→ Supplied records:

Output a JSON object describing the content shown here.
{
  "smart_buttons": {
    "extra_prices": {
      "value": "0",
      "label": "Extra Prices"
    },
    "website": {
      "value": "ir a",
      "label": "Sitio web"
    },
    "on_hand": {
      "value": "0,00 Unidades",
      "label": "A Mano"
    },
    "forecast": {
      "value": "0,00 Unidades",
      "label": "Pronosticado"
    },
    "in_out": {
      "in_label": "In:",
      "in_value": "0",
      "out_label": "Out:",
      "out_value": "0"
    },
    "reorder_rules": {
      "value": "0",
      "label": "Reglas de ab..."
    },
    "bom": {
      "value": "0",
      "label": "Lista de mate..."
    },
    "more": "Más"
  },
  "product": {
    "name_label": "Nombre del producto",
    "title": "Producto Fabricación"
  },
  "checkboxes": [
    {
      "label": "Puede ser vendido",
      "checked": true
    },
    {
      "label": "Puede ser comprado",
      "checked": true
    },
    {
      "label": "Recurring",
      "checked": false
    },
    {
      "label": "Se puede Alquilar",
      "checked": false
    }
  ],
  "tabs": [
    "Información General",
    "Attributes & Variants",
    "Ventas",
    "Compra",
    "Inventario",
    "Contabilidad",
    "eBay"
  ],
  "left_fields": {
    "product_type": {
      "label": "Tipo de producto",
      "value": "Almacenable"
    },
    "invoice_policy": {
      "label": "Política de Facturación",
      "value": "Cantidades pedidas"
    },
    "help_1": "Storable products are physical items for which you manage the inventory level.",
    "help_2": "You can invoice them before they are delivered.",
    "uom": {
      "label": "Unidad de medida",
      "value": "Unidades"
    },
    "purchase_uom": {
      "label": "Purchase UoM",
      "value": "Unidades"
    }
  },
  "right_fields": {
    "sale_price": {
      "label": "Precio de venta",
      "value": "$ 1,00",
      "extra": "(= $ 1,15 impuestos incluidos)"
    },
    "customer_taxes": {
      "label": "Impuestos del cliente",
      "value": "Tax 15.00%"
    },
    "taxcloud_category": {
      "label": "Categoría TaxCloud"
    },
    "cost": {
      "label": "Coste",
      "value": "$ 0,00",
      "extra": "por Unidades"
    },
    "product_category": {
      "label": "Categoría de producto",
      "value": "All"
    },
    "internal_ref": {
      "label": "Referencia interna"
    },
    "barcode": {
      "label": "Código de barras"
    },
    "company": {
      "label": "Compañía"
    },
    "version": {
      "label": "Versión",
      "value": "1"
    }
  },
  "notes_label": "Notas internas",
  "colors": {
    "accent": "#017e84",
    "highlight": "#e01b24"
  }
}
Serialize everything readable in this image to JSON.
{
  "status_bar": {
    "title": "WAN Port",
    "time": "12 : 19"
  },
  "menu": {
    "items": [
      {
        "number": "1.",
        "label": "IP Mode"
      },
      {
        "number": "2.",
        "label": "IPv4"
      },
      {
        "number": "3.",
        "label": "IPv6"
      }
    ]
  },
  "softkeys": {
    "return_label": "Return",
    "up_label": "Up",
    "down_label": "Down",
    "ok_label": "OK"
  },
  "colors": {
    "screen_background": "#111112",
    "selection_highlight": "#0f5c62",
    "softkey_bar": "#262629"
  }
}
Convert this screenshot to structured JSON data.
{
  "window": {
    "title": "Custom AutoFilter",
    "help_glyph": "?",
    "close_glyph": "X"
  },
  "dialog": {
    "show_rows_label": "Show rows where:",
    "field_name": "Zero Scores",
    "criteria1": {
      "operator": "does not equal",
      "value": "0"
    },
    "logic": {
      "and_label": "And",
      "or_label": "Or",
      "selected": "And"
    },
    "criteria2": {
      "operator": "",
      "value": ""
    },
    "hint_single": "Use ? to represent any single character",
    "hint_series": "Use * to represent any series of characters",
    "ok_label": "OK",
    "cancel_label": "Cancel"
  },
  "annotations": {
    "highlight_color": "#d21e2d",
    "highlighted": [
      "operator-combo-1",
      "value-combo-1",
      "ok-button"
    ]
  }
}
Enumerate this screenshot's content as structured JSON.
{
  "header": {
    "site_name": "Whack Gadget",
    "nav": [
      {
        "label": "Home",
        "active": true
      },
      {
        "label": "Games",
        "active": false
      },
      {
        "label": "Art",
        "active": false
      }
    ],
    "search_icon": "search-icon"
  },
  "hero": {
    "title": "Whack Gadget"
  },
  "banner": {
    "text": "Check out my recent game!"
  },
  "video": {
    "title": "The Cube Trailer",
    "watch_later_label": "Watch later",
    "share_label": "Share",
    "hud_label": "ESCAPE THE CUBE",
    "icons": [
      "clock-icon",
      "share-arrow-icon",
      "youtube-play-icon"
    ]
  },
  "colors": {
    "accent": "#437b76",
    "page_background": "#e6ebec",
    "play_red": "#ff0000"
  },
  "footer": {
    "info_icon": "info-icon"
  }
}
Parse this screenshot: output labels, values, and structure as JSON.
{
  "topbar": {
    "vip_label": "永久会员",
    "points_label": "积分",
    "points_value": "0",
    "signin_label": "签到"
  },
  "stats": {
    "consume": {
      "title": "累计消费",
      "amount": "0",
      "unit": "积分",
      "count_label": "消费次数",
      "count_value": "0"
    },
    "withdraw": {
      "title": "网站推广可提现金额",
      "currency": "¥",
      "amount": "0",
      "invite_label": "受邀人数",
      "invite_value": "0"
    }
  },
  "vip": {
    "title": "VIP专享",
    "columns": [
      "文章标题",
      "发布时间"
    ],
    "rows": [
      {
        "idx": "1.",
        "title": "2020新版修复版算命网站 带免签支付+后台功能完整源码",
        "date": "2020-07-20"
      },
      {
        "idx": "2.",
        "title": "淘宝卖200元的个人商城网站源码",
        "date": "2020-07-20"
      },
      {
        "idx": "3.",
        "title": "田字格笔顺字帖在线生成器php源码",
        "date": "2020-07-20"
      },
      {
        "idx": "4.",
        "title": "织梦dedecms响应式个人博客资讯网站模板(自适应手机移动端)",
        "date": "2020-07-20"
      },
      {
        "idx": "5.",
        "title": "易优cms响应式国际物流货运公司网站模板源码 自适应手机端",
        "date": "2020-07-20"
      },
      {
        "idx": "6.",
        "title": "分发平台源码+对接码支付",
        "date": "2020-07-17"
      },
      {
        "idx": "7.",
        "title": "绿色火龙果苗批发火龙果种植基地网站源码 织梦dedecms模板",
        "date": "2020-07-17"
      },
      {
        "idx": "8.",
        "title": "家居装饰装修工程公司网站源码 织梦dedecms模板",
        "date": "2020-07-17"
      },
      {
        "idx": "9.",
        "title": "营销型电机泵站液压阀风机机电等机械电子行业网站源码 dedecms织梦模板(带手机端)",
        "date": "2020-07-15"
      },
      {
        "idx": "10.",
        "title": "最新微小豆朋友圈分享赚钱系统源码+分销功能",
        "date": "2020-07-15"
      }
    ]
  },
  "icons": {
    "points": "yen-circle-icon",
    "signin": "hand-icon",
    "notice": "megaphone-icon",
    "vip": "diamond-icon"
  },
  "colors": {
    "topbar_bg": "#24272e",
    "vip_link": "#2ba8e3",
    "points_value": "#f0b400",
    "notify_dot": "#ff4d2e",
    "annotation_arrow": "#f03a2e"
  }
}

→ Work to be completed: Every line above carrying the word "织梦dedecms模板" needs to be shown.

→ Task response:
        "title": "绿色火龙果苗批发火龙果种植基地网站源码 织梦dedecms模板",
        "title": "家居装饰装修工程公司网站源码 织梦dedecms模板",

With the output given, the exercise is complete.